## Exercise brief
Search the records for "title". Copy every line where it appears.

## Input for this task
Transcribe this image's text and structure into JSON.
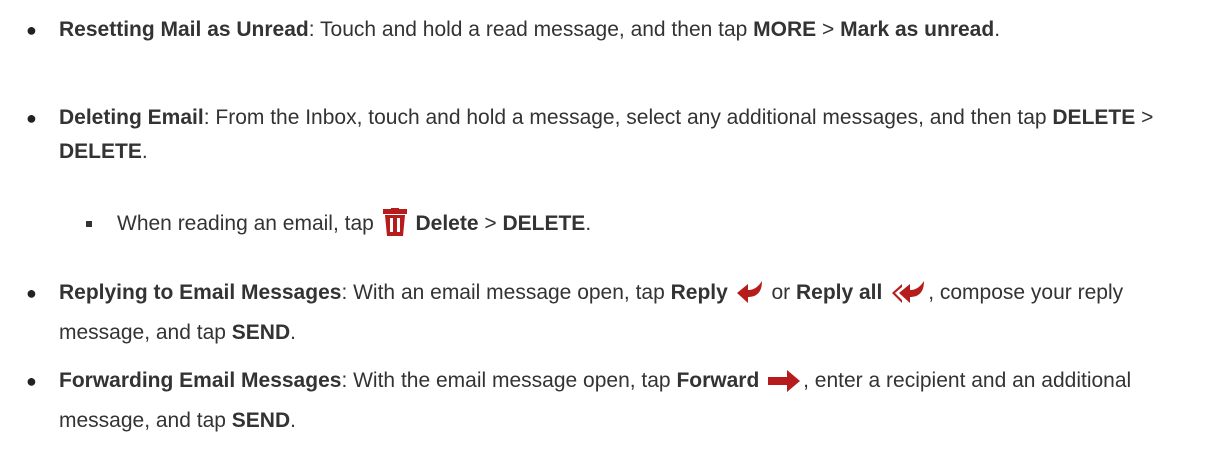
{
  "items": [
    {
      "title": "Resetting Mail as Unread",
      "text_1": ": Touch and hold a read message, and then tap ",
      "more": "MORE",
      "sep": " > ",
      "mark_as_unread": "Mark as unread",
      "end": "."
    },
    {
      "title": "Deleting Email",
      "text_1": ": From the Inbox, touch and hold a message, select any additional messages, and then tap ",
      "delete_1": "DELETE",
      "sep": " > ",
      "delete_2": "DELETE",
      "end": "."
    },
    {
      "text_1": "When reading an email, tap ",
      "delete_label": "Delete",
      "sep": " > ",
      "delete_caps": "DELETE",
      "end": "."
    },
    {
      "title": "Replying to Email Messages",
      "text_1": ": With an email message open, tap ",
      "reply": "Reply",
      "or": " or ",
      "reply_all": "Reply all",
      "text_2": ", compose your reply message, and tap ",
      "send": "SEND",
      "end": "."
    },
    {
      "title": "Forwarding Email Messages",
      "text_1": ": With the email message open, tap ",
      "forward": "Forward",
      "text_2": ", enter a recipient and an additional message, and tap ",
      "send": "SEND",
      "end": "."
    }
  ],
  "colors": {
    "text": "#333333",
    "icon_red": "#b71c1c"
  },
  "icons": [
    "trash-icon",
    "reply-icon",
    "reply-all-icon",
    "forward-icon"
  ]
}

## Solution to this task
      "title": "Resetting Mail as Unread",
      "title": "Deleting Email",
      "title": "Replying to Email Messages",
      "title": "Forwarding Email Messages",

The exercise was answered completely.